Richard Gien

Art, Design & Fashion Consultants


I was born in Singapore and educated in Europe. Now, living in New York, I work as an art consultant, helping collectors to build their collections of Asian antiques. I also work as a fashion and interior designer and occasionally as a guest chef. Because of the many blessings in my life, I am able to travel extensively. So I promise myself that, no matter how busy I am, every year I will explore the wonders of a developing country.

Despite the many books and photographs of Vietnam I had seen as a result of cataloging a private collection of photographs in New York five years ago, seeing Vietnam in person was a new and awe-inspiring experience.

I made my first trip to Vietnam about two and half years ago. Ho Chi Minh City: sitting on a motorbike, I felt safe and light, as if I were floating among moving clouds.
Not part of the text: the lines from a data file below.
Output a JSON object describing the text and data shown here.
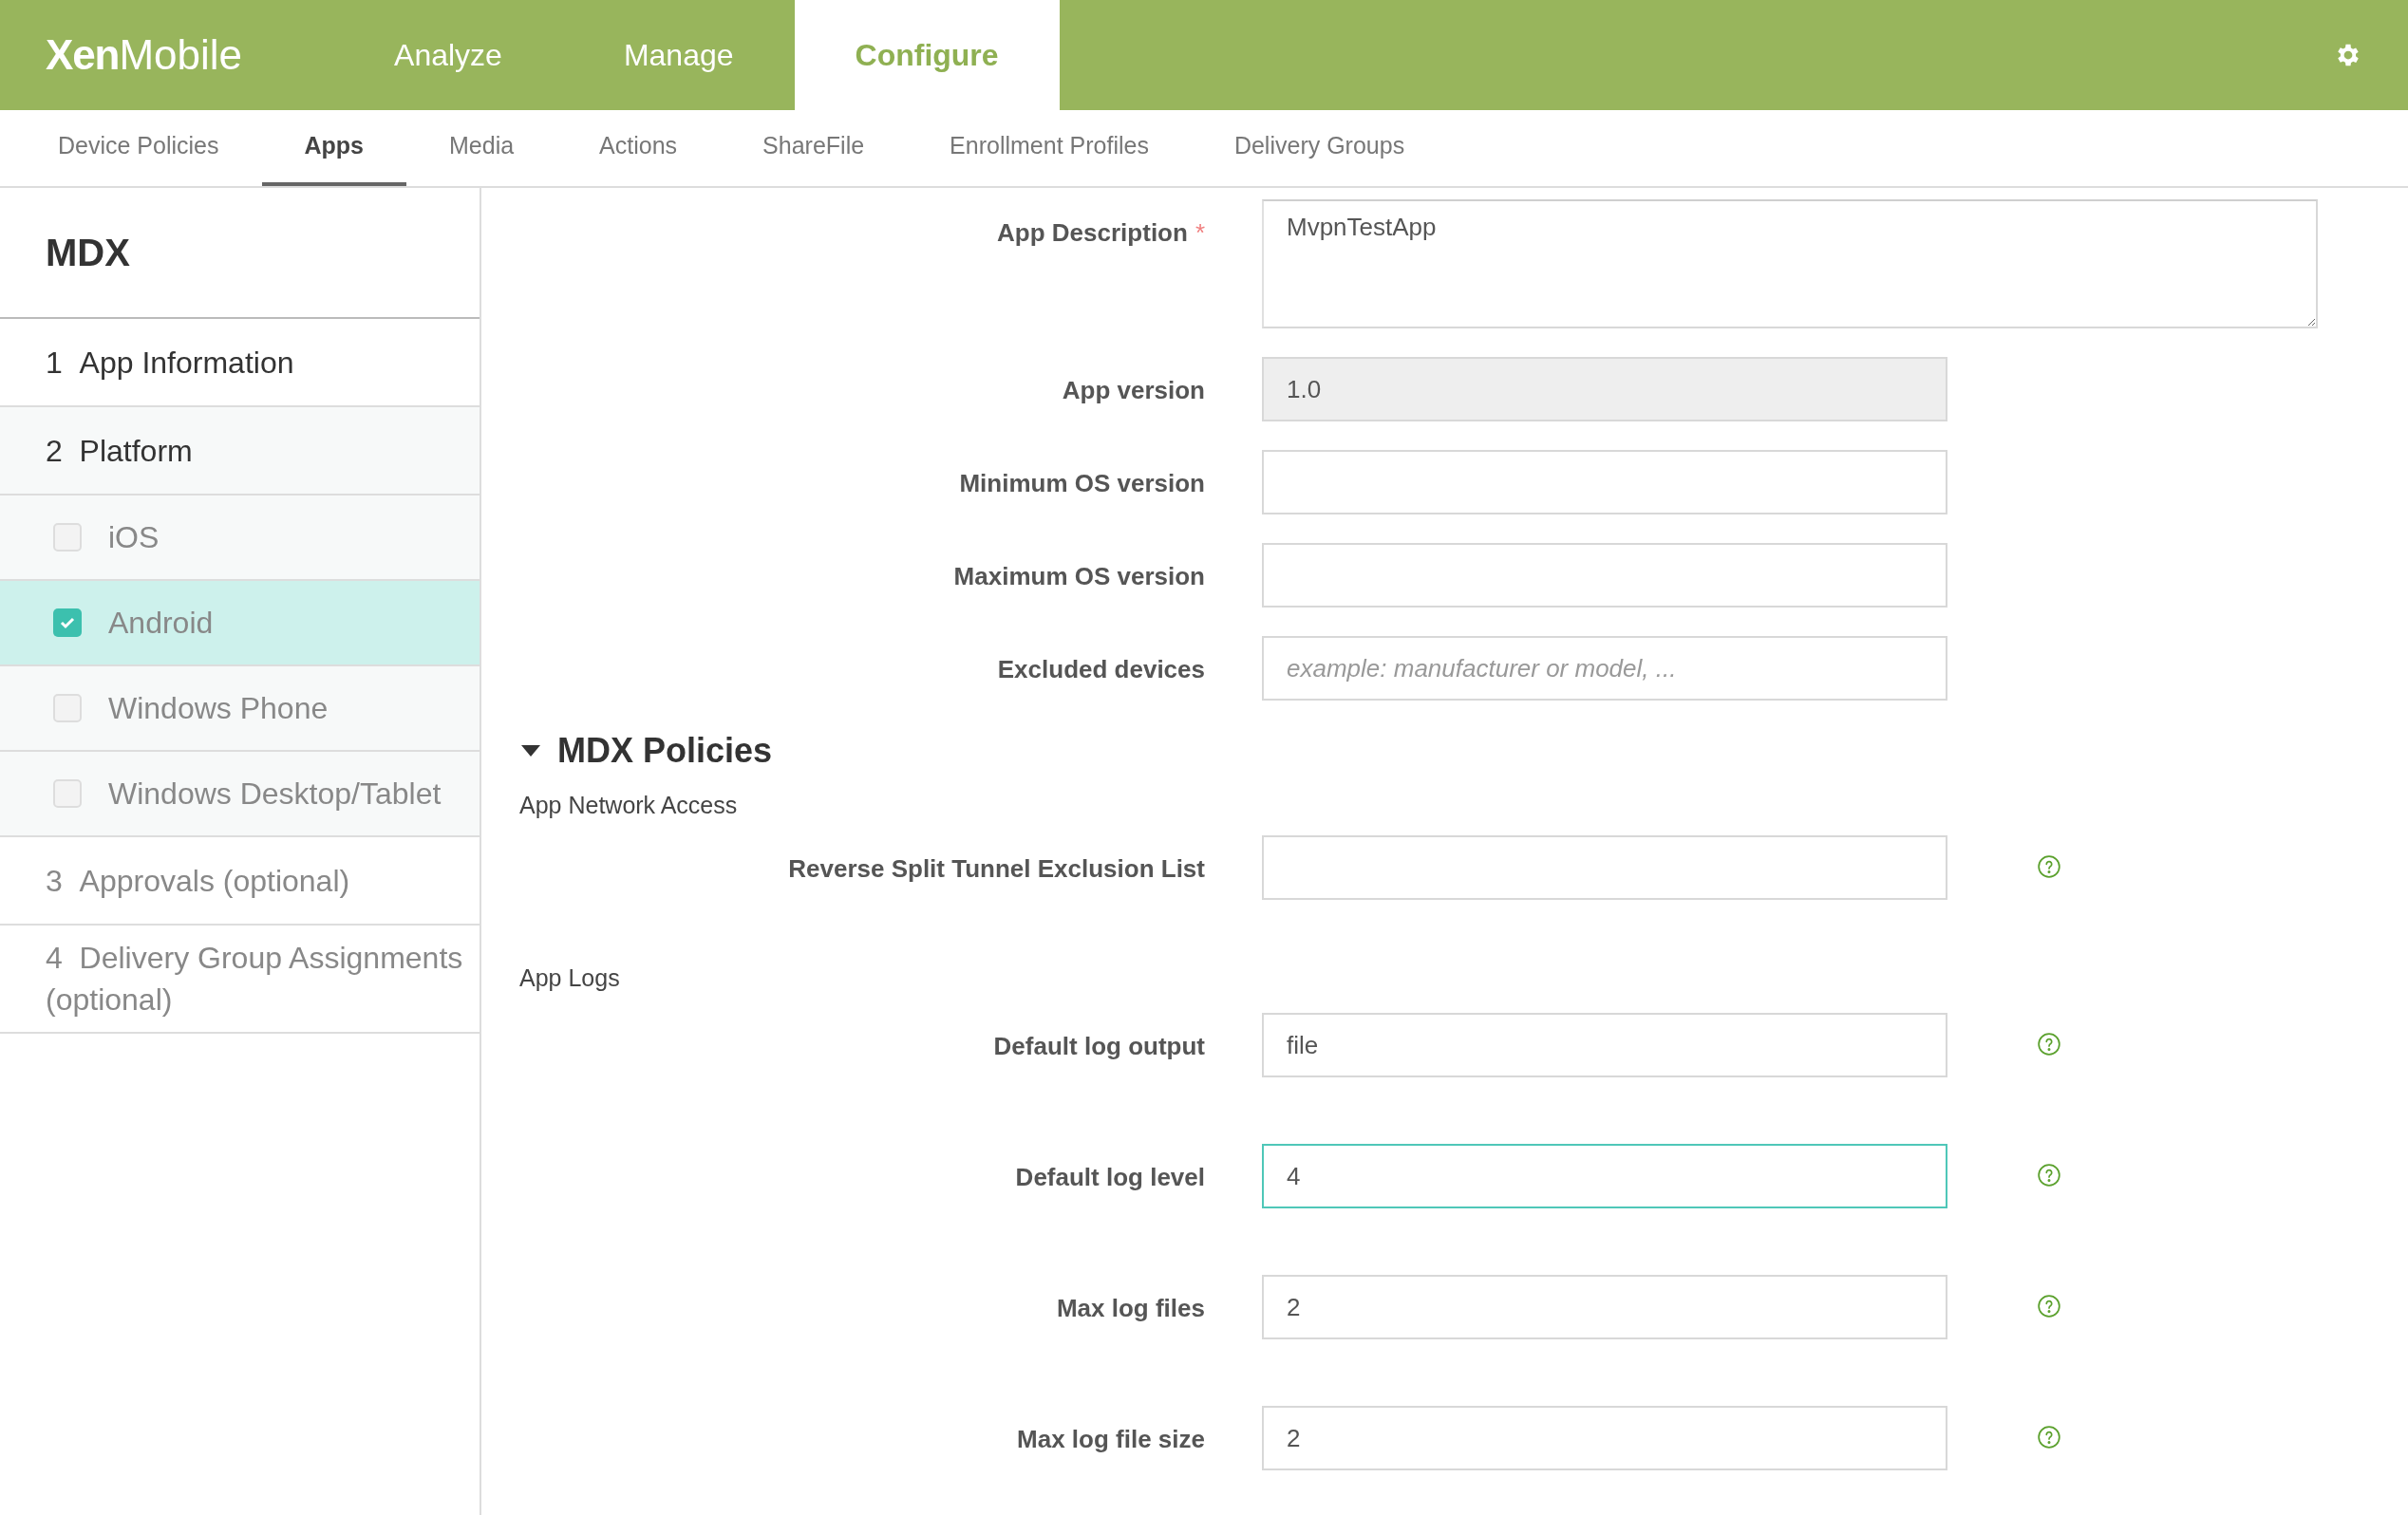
{
  "header": {
    "logo_bold": "Xen",
    "logo_light": "Mobile",
    "tabs": [
      {
        "label": "Analyze",
        "selected": false
      },
      {
        "label": "Manage",
        "selected": false
      },
      {
        "label": "Configure",
        "selected": true
      }
    ]
  },
  "subnav": [
    {
      "label": "Device Policies",
      "selected": false
    },
    {
      "label": "Apps",
      "selected": true
    },
    {
      "label": "Media",
      "selected": false
    },
    {
      "label": "Actions",
      "selected": false
    },
    {
      "label": "ShareFile",
      "selected": false
    },
    {
      "label": "Enrollment Profiles",
      "selected": false
    },
    {
      "label": "Delivery Groups",
      "selected": false
    }
  ],
  "sidebar": {
    "title": "MDX",
    "steps": [
      {
        "number": "1",
        "label": "App Information",
        "enabled": true
      },
      {
        "number": "2",
        "label": "Platform",
        "enabled": true,
        "children": [
          {
            "label": "iOS",
            "checked": false,
            "selected": false
          },
          {
            "label": "Android",
            "checked": true,
            "selected": true
          },
          {
            "label": "Windows Phone",
            "checked": false,
            "selected": false
          },
          {
            "label": "Windows Desktop/Tablet",
            "checked": false,
            "selected": false
          }
        ]
      },
      {
        "number": "3",
        "label": "Approvals (optional)",
        "enabled": false
      },
      {
        "number": "4",
        "label": "Delivery Group Assignments (optional)",
        "enabled": false
      }
    ]
  },
  "form": [
    {
      "kind": "textarea",
      "label": "App Description",
      "required_mark": "*",
      "value": "MvpnTestApp"
    },
    {
      "kind": "input",
      "label": "App version",
      "value": "1.0",
      "disabled": true,
      "focused": false,
      "help": false
    },
    {
      "kind": "input",
      "label": "Minimum OS version",
      "disabled": false,
      "focused": false,
      "help": false
    },
    {
      "kind": "input",
      "label": "Maximum OS version",
      "disabled": false,
      "focused": false,
      "help": false
    },
    {
      "kind": "input",
      "label": "Excluded devices",
      "placeholder": "example: manufacturer or model, ...",
      "disabled": false,
      "focused": false,
      "help": false
    },
    {
      "kind": "section",
      "label": "MDX Policies",
      "expanded": true
    },
    {
      "kind": "group",
      "label": "App Network Access"
    },
    {
      "kind": "input",
      "label": "Reverse Split Tunnel Exclusion List",
      "disabled": false,
      "focused": false,
      "help": true
    },
    {
      "kind": "group",
      "label": "App Logs"
    },
    {
      "kind": "input",
      "label": "Default log output",
      "value": "file",
      "disabled": false,
      "focused": false,
      "help": true
    },
    {
      "kind": "input",
      "label": "Default log level",
      "value": "4",
      "disabled": false,
      "focused": true,
      "help": true
    },
    {
      "kind": "input",
      "label": "Max log files",
      "value": "2",
      "disabled": false,
      "focused": false,
      "help": true
    },
    {
      "kind": "input",
      "label": "Max log file size",
      "value": "2",
      "disabled": false,
      "focused": false,
      "help": true
    }
  ]
}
The sound of bike horns seemed calming and rhythmic. Then I flew to Hue, which was once Vietnam’s imperial capital.

Immediately, I felt the rustic freedom of the mountains and neighboring ocean. The guides I hired could barely speak English but were so friendly that we had fun. One driver invited me to his home for a family dinner specially prepared by his wife. He volunteered to drive me north to Hoi An, where I spoiled myself with four nights at the Riverside Hotel, which is built on a river overlooking dazzling green rice fields. I thoroughly enjoyed this small, 15th century town with its extraordinary Chinese architecture.
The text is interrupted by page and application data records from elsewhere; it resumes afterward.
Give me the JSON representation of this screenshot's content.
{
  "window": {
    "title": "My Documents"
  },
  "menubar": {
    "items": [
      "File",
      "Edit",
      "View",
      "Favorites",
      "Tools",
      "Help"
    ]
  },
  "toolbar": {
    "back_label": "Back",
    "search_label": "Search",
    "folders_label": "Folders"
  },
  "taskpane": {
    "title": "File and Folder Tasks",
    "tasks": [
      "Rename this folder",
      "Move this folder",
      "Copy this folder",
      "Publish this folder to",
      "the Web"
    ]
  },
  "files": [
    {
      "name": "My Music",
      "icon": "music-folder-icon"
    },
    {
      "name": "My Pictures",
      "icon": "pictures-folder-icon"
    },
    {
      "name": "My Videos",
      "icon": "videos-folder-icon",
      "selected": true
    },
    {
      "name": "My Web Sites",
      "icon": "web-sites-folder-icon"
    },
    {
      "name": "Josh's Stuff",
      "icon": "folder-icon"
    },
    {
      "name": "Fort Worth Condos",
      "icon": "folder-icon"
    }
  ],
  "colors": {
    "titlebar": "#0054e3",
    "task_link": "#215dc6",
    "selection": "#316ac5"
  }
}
Hanoi was my last destination, a busy and peculiarly special town where everyone seems to know everyone. I delighted in meeting some local artists, a handbag designer, gallery owners, and journalists.

Since that first visit, my fashion designs have somehow been inspired by my experiences in, and feelings about, Vietnam to such an extent that I am thinking of manufacturing my second line of clothes there.

My inspiration comes from the daily scenes I witnessed: the street food vendors squatting (a very charming Vietnamese habit), nurturing their food over charcoal burners; fruit vendors in every corner piling up colorful fruit like Buddhist offerings; heart-moving lotus flowers and temples; mai (plum) and dao (peach) flowers that signal the prosperity of spring; and young female students with shining, long black hair, dressed in simply cut white ao dai that take your breath away.

I sensed the openness, dignity and integrity of the people, like the deep roots of trees. These qualities are beautifully revealed in Vietnam’s astonishing works of art, especially in its old ceramics. Indeed, I felt both curious and connected to this place. A Swiss friend once told me that if you gain a Vietnamese friend, he or she is a friend forever.